  • Recognise the global "˜public good' of ecosystem interactions and ecosystem services which transcend national boundaries.
  • Align climate change policies with other relevant conventions, including habitat, water and biodiversity conventions (such as the Convention on Biological Diversity).
  • Incorporate ecosystem-based mitigation within Nationally Appropriate Mitigation Actions (NAMAs) and ecosystem-based adaptation into National Adaptation Plans of Action (NAPAs).
  • Encourage funding for national and local level projects that strengthen ecosystem resilience and help build adaptation capacity in human systems.
  • Develop education, training and communication capabilities.
  • Emphasize strategies that promote: a) Legally-designated and effectively managed protected areas, and b) Integrated sustainable resource use from ecosystems.
  • Support research and action on: a) Climate-ecosystems interactions and feedbacks. b) Ecosystem processes and functions. c) Increasing our understanding of the complex inter-relationships between society and ecosystems, and d) Development of climate modelling that includes ecosystem feedbacks. 


Developing policies and economic strategies that place ecosystems and the services they provide at the centre of future economic development and climate change mitigation and adaptation efforts will result in positive benefits to all people of the world. An ecosystems approach is an essential, cost effective part of the '˜tool kit' to tackle climate change and progress towards long-term sustainability. Multiple cost-effective benefits include:

  • Enhanced climate regulation through re-balancing of the carbon cycle.
  • Protection of essential ecosystem services including enhanced food and water security, public health and societal wellbeing.
  • Reduction of risks of further ecosystem degradation and subsequent societal disruption.

Fundamentally, the Ecosystems Approach ensures that the essential systems for life support on Earth are correctly valued, protected and managed.

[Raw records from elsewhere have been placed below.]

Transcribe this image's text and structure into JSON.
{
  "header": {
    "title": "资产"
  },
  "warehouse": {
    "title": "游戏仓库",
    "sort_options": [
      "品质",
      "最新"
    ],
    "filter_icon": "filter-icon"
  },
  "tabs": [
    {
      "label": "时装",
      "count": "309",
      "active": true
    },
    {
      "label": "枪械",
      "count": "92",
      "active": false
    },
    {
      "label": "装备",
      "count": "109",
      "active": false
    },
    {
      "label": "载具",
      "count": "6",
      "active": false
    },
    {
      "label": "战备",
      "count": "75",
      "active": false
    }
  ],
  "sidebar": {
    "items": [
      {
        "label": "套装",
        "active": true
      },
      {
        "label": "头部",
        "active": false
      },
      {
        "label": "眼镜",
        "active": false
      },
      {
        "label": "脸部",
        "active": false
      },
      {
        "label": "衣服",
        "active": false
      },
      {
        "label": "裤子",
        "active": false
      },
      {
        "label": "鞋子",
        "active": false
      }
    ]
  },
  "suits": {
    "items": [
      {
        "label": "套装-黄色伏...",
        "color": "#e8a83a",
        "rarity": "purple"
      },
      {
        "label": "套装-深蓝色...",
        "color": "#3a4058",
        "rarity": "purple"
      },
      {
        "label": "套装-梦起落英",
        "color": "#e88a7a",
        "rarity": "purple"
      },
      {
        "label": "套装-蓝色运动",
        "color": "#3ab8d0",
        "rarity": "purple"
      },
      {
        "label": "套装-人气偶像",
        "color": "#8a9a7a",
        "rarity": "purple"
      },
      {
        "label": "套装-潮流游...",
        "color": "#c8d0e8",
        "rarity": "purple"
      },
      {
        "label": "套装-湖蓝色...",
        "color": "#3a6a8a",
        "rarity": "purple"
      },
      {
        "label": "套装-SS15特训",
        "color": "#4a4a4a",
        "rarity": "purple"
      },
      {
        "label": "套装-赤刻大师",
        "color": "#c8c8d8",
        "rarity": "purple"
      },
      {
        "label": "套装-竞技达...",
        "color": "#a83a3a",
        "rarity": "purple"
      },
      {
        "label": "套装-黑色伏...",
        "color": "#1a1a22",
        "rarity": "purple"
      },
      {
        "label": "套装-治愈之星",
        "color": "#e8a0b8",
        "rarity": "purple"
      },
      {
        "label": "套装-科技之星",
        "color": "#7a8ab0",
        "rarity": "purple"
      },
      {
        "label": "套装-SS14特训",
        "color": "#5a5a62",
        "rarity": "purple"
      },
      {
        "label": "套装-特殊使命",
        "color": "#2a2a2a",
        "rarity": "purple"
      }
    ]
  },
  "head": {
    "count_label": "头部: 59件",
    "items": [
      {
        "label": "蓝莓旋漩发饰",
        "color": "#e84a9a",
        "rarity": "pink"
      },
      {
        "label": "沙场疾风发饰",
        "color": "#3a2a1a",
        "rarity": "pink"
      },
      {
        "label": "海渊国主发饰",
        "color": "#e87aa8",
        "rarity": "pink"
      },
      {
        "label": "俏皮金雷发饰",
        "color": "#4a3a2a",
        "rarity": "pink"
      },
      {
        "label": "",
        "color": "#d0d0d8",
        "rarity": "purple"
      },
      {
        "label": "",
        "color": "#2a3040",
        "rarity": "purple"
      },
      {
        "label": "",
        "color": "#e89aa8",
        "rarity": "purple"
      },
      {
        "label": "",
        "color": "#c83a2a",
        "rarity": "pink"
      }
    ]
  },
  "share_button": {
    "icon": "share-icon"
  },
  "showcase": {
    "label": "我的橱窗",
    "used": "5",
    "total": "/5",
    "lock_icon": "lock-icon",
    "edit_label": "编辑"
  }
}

Given the vital role ecosystems play in sustaining human society, their current rate of degradation and the emerging threats due to climate change, it is doubtful that existing approaches to integrating environmental concerns with economic policy development will be sufficient by themselves to tackle the problems we face. The threats posed by climate change and other sources of environmental degradation place a high premium on the precautionary principle. Whilst command and control, incentives, voluntary actions and other policy instruments, if properly developed and resourced, can achieve substantial desirable changes, there is a substantial risk that reliance on existing forms of intervention alone will be too little and too slow. Therefore we need a wider societal level change towards appreciating and valuing ecosystems and the services they provide. There is a need both to combine the best mix of approaches currently available and for a fundamental change in individual and societal level attitudes and methods of evaluation of ecosystems so as to centralise their role and place them at the heart of our economic models. Such a coupling of emerging interventions with a wholesale shift in the role ecosystems thinking has in all aspects of societal attitudes, policies and economics can serve to form the foundations of a secure and sustainable balance between society and our environment.


[1] Canadell et al 2007 PNAS. See:

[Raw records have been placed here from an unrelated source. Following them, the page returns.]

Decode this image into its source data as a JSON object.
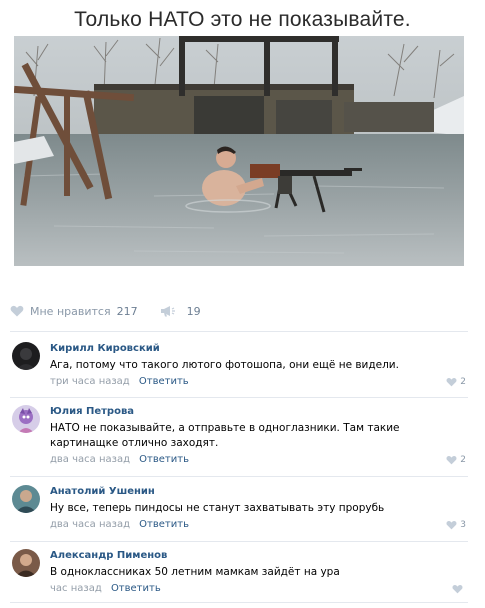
{
  "post": {
    "title": "Только НАТО это не показывайте."
  },
  "actions": {
    "like_label": "Мне нравится",
    "like_count": "217",
    "share_count": "19"
  },
  "comments": [
    {
      "author": "Кирилл Кировский",
      "text": "Ага, потому что такого лютого фотошопа, они ещё не видели.",
      "time": "три часа назад",
      "reply": "Ответить",
      "likes": "2"
    },
    {
      "author": "Юлия Петрова",
      "text": "НАТО не показывайте, а отправьте в одноглазники. Там такие картинащке отлично заходят.",
      "time": "два часа назад",
      "reply": "Ответить",
      "likes": "2"
    },
    {
      "author": "Анатолий Ушенин",
      "text": "Ну все, теперь пиндосы не станут захватывать эту прорубь",
      "time": "два часа назад",
      "reply": "Ответить",
      "likes": "3"
    },
    {
      "author": "Александр Пименов",
      "text": "В одноклассниках 50 летним мамкам зайдёт на ура",
      "time": "час назад",
      "reply": "Ответить",
      "likes": ""
    }
  ]
}
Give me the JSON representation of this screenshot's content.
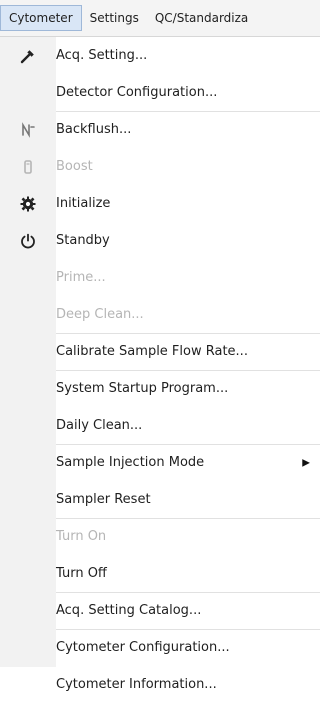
{
  "menubar": {
    "items": [
      {
        "label": "Cytometer"
      },
      {
        "label": "Settings"
      },
      {
        "label": "QC/Standardiza"
      }
    ]
  },
  "menu": {
    "items": [
      {
        "label": "Acq. Setting...",
        "icon": "wrench-icon",
        "disabled": false
      },
      {
        "label": "Detector Configuration...",
        "icon": "",
        "disabled": false
      },
      {
        "label": "Backflush...",
        "icon": "backflush-icon",
        "disabled": false
      },
      {
        "label": "Boost",
        "icon": "boost-icon",
        "disabled": true
      },
      {
        "label": "Initialize",
        "icon": "gear-icon",
        "disabled": false
      },
      {
        "label": "Standby",
        "icon": "power-icon",
        "disabled": false
      },
      {
        "label": "Prime...",
        "icon": "",
        "disabled": true
      },
      {
        "label": "Deep Clean...",
        "icon": "",
        "disabled": true
      },
      {
        "label": "Calibrate Sample Flow Rate...",
        "icon": "",
        "disabled": false
      },
      {
        "label": "System Startup Program...",
        "icon": "",
        "disabled": false
      },
      {
        "label": "Daily Clean...",
        "icon": "",
        "disabled": false
      },
      {
        "label": "Sample Injection Mode",
        "icon": "",
        "disabled": false,
        "submenu": true
      },
      {
        "label": "Sampler Reset",
        "icon": "",
        "disabled": false
      },
      {
        "label": "Turn On",
        "icon": "",
        "disabled": true
      },
      {
        "label": "Turn Off",
        "icon": "",
        "disabled": false
      },
      {
        "label": "Acq. Setting Catalog...",
        "icon": "",
        "disabled": false
      },
      {
        "label": "Cytometer Configuration...",
        "icon": "",
        "disabled": false
      },
      {
        "label": "Cytometer Information...",
        "icon": "",
        "disabled": false
      }
    ]
  }
}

[2] Global Carbon Budget. See:

[3]Includes all emissions as a direct result of human activity, including fossil fuel burning, cement production, land use and land use change.

[4] Canadell et al 2007 PNAS. See:

[5] It can be argued that ecosystems exist in all three components due to their role in underpinning all forms of economic activity, some of which result in human GHG emissions.

[6] World Bank 2009: Convenient solutions to an inconvenient truth: ecosystem-based approaches to climate change. See:

[7] Illustrated by marginal abatement cost curves, i.e. Kammen 2007. The benefits of decarbonising the economy. In Richardson et al 2007. See:

[8] TEEB (2010) The Economics of Ecosystems and Biodiversity: Mainstreaming the Economics of Nature: A synthesis of the approach, conclusions and recommendations of TEEB.